I looked through all my other books and fiddled around with some of the pieces but could never settle on what to work on. Nothing just jumped out at me. I probably need to do a lot more listening to music to find some pieces I would really like to play. But even then there are some pieces that are nice to listen to but maybe not so nice to play! :laugh:

I have learned a lot in my quest of trying to find some direction in what music I should be working on. I've learned more about what music really appeals to me and what doesn't. I had actually even questioned "do I even really like piano music at all?" and "do I really even like playing the piano?" :D I really do love music and learning about music, but I had questioned, "am I really into the piano as much as I thought I was?"

I did keep gravitating back to simple pieces I have in a few books that I really like. But I would still like to do some things a little more complex and challenging just not sure what.

After years of going without having a piano teacher myself, I finally started taking lessons again and that's the best thing I could have done musically and should have had a teacher all along. I got a teacher primarly for the purpose of helping me improve and advance my technique. But some of the secondary reasons I started lessons again is to help stay on track and provide a sense of direction.

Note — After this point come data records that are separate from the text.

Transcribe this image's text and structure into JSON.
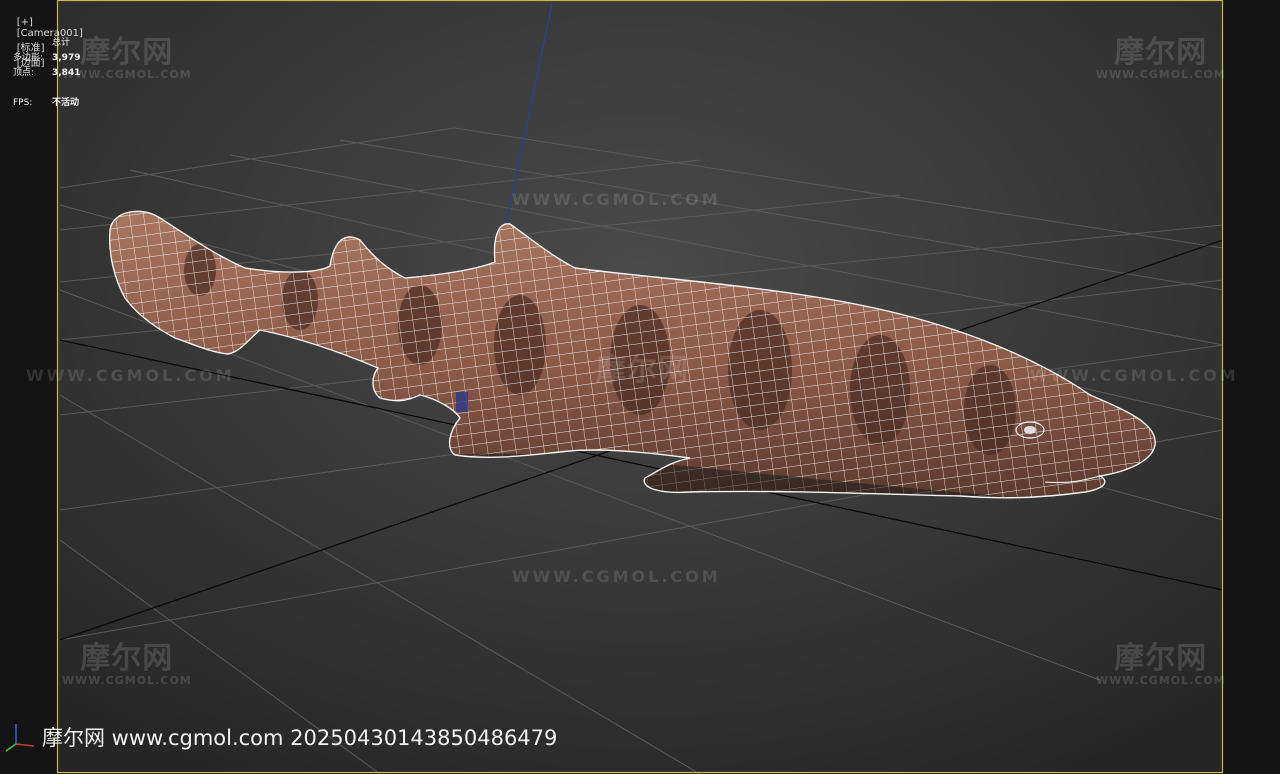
{
  "viewport": {
    "label_parts": [
      "[+]",
      "[Camera001]",
      "[标准]",
      "[边面]"
    ],
    "border_color": "#c8b84a"
  },
  "stats": {
    "total_label": "总计",
    "polygons_label": "多边形:",
    "polygons_value": "3,979",
    "vertices_label": "顶点:",
    "vertices_value": "3,841",
    "fps_label": "FPS:",
    "fps_value": "不活动"
  },
  "watermarks": {
    "brand_cn": "摩尔网",
    "brand_en": "WWW.CGMOL.COM",
    "line_text": "WWW.CGMOL.COM"
  },
  "bottom_watermark": "摩尔网 www.cgmol.com 20250430143850486479",
  "model": {
    "icon": "shark-model-wireframe",
    "skin_color": "#9a6a55"
  }
}
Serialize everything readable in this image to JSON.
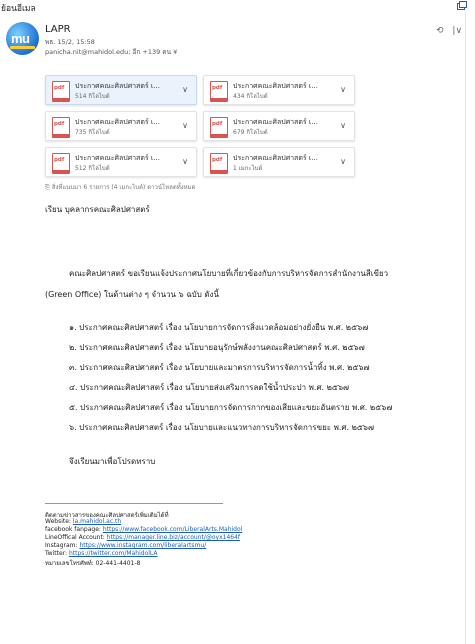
{
  "window": {
    "title": "ย้อนอีเมล"
  },
  "header": {
    "sender": "LAPR",
    "date": "พธ. 15/2, 15:58",
    "recipients": "panicha.nit@mahidol.edu; อีก +139 คน ¥",
    "actions": [
      "⟲",
      "|∨"
    ]
  },
  "attachments": [
    {
      "name": "ประกาศคณะศิลปศาสตร์ เ...",
      "size": "514 กิโลไบต์"
    },
    {
      "name": "ประกาศคณะศิลปศาสตร์ เ...",
      "size": "434 กิโลไบต์"
    },
    {
      "name": "ประกาศคณะศิลปศาสตร์ เ...",
      "size": "735 กิโลไบต์"
    },
    {
      "name": "ประกาศคณะศิลปศาสตร์ เ...",
      "size": "679 กิโลไบต์"
    },
    {
      "name": "ประกาศคณะศิลปศาสตร์ เ...",
      "size": "512 กิโลไบต์"
    },
    {
      "name": "ประกาศคณะศิลปศาสตร์ เ...",
      "size": "1 เมกะไบต์"
    }
  ],
  "attachment_summary": "สิ่งที่แนบมา 6 รายการ (4 เมกะไบต์)   ดาวน์โหลดทั้งหมด",
  "body": {
    "greeting": "เรียน  บุคลากรคณะศิลปศาสตร์",
    "para1_line1": "คณะศิลปศาสตร์ ขอเรียนแจ้งประกาศนโยบายที่เกี่ยวข้องกับการบริหารจัดการสำนักงานสีเขียว",
    "para1_line2": "(Green Office) ในด้านต่าง ๆ จำนวน ๖ ฉบับ ดังนี้",
    "items": [
      "๑. ประกาศคณะศิลปศาสตร์ เรื่อง นโยบายการจัดการสิ่งแวดล้อมอย่างยั่งยืน พ.ศ. ๒๕๖๗",
      "๒. ประกาศคณะศิลปศาสตร์ เรื่อง นโยบายอนุรักษ์พลังงานคณะศิลปศาสตร์ พ.ศ. ๒๕๖๗",
      "๓. ประกาศคณะศิลปศาสตร์ เรื่อง นโยบายและมาตรการบริหารจัดการน้ำทิ้ง พ.ศ. ๒๕๖๗",
      "๔. ประกาศคณะศิลปศาสตร์ เรื่อง นโยบายส่งเสริมการลดใช้น้ำประปา พ.ศ. ๒๕๖๗",
      "๕. ประกาศคณะศิลปศาสตร์ เรื่อง นโยบายการจัดการกากของเสียและขยะอันตราย พ.ศ. ๒๕๖๗",
      "๖. ประกาศคณะศิลปศาสตร์ เรื่อง นโยบายและแนวทางการบริหารจัดการขยะ พ.ศ. ๒๕๖๗"
    ],
    "closing": "จึงเรียนมาเพื่อโปรดทราบ"
  },
  "signature": {
    "heading": "ติดตามข่าวสารของคณะศิลปศาสตร์เพิ่มเติมได้ที่",
    "website_label": "Website: ",
    "website": "la.mahidol.ac.th",
    "facebook_label": "facebook fanpage: ",
    "facebook": "https://www.facebook.com/LiberalArts.Mahidol",
    "line_label": "LineOffical Account: ",
    "line": "https://manager.line.biz/account/@oyx1464f",
    "instagram_label": "Instagram: ",
    "instagram": "https://www.instagram.com/liberalartsmu/",
    "twitter_label": "Twitter: ",
    "twitter": "https://twitter.com/MahidolLA",
    "phone": "หมายเลขโทรศัพท์: 02-441-4401-8"
  }
}
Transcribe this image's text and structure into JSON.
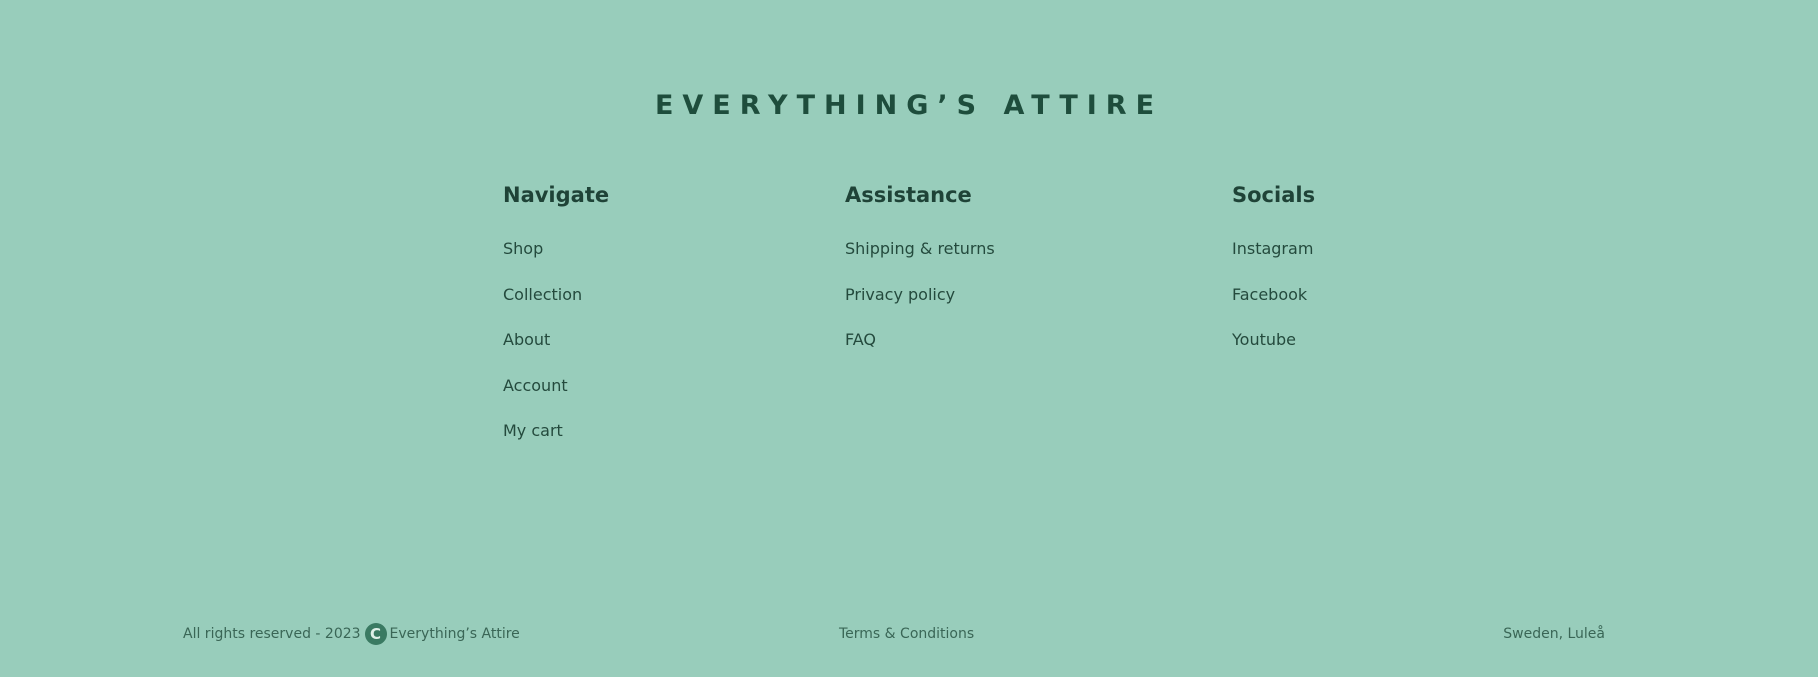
{
  "footer": {
    "brand": "EVERYTHING’S ATTIRE",
    "columns": {
      "navigate": {
        "title": "Navigate",
        "items": [
          "Shop",
          "Collection",
          "About",
          "Account",
          "My cart"
        ]
      },
      "assistance": {
        "title": "Assistance",
        "items": [
          "Shipping & returns",
          "Privacy policy",
          "FAQ"
        ]
      },
      "socials": {
        "title": "Socials",
        "items": [
          "Instagram",
          "Facebook",
          "Youtube"
        ]
      }
    },
    "bottom": {
      "rights": "All rights reserved - 2023",
      "copyright_icon": "C",
      "company": "Everything’s Attire",
      "terms": "Terms & Conditions",
      "location": "Sweden, Luleå"
    }
  },
  "colors": {
    "background": "#98cdbb",
    "text_dark": "#1f4337",
    "accent": "#3a7a62"
  }
}
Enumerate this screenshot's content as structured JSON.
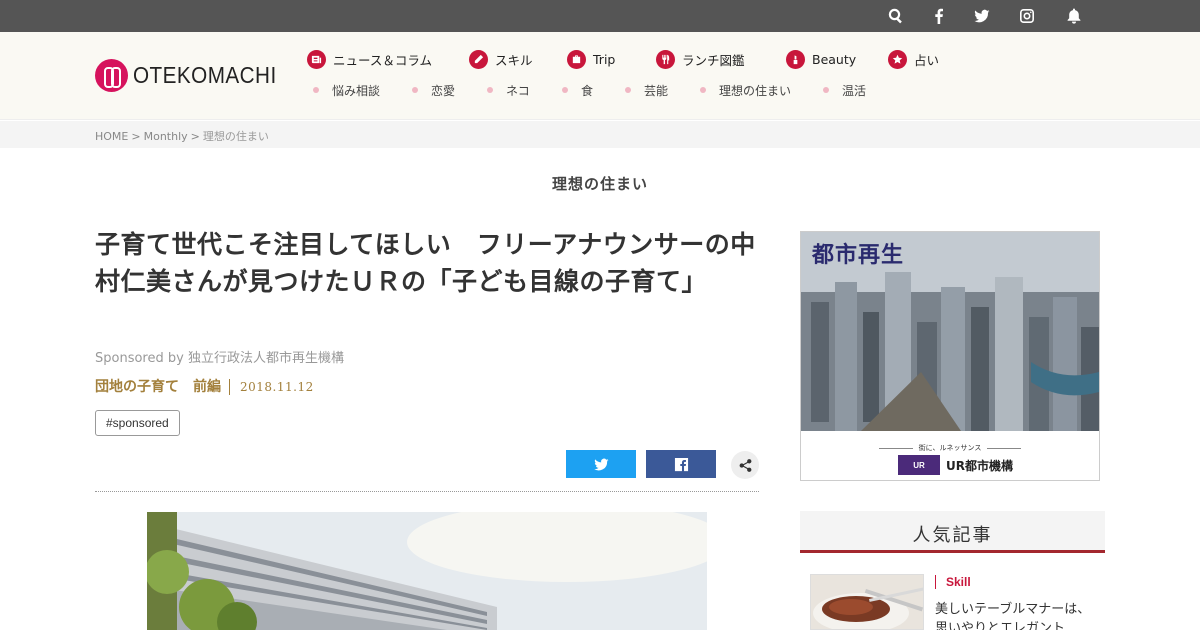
{
  "topbar": {
    "icons": [
      "search-icon",
      "facebook-icon",
      "twitter-icon",
      "instagram-icon",
      "bell-icon"
    ],
    "background": "#555555"
  },
  "header": {
    "logo_text": "OTEKOMACHI",
    "primary_nav": [
      {
        "label": "ニュース＆コラム",
        "icon": "newspaper-icon"
      },
      {
        "label": "スキル",
        "icon": "pencil-icon"
      },
      {
        "label": "Trip",
        "icon": "suitcase-icon"
      },
      {
        "label": "ランチ図鑑",
        "icon": "fork-knife-icon"
      },
      {
        "label": "Beauty",
        "icon": "lipstick-icon"
      },
      {
        "label": "占い",
        "icon": "star-icon"
      }
    ],
    "secondary_nav": [
      "悩み相談",
      "恋愛",
      "ネコ",
      "食",
      "芸能",
      "理想の住まい",
      "温活"
    ],
    "accent_color": "#c8163b",
    "logo_color": "#d6135d"
  },
  "breadcrumb": {
    "home": "HOME",
    "monthly": "Monthly",
    "current": "理想の住まい",
    "separator": ">"
  },
  "section": {
    "title": "理想の住まい"
  },
  "article": {
    "title": "子育て世代こそ注目してほしい　フリーアナウンサーの中村仁美さんが見つけたＵＲの「子ども目線の子育て」",
    "sponsor": "Sponsored by 独立行政法人都市再生機構",
    "series": "団地の子育て　前編",
    "date": "2018.11.12",
    "tag": "#sponsored",
    "meta_color": "#a3803c"
  },
  "share": {
    "twitter_color": "#1da1f2",
    "facebook_color": "#3b5998",
    "icons": [
      "twitter-icon",
      "facebook-icon",
      "share-icon"
    ]
  },
  "ad": {
    "headline": "都市再生",
    "tagline": "街に、ルネッサンス",
    "ur_mark": "UR",
    "brand": "UR都市機構"
  },
  "popular": {
    "title": "人気記事",
    "items": [
      {
        "category": "Skill",
        "text": "美しいテーブルマナーは、思いやりとエレガント"
      }
    ],
    "accent_color": "#a3282e"
  }
}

I've just been taking lessons again for about 2 or 3 months but my teacher already helps inspire me. I told her I wanted to back track a ways and start off from a little easier point so I could concentrate on technique without struggling to learning notes for now. I thought I liked simpler music but now after doing simple music, I've gotten a hankering for something more difficult! :laugh:

Well, I said all this again to explain that I started these threads in the repertoire forum when I was trying to find a sense of direction of where to go on learning music. Unless an individual trying to learn on their own has a clear idea of how they want to go about learning and what they want to learn musically, I would highly recommend finding a good teacher. A good teacher helps guide and inspire.

Now I've had this melody in my head for a few days from some work but I can't think of what work it's from. I do know that if I figure out what it's from, I definitely want to learn it! I know it's something famous and I should know the name but . . . I'm going to play the parts of the melody for my teacher at my lesson and see if she recognizes what it might be. I'll post back if I figure it out.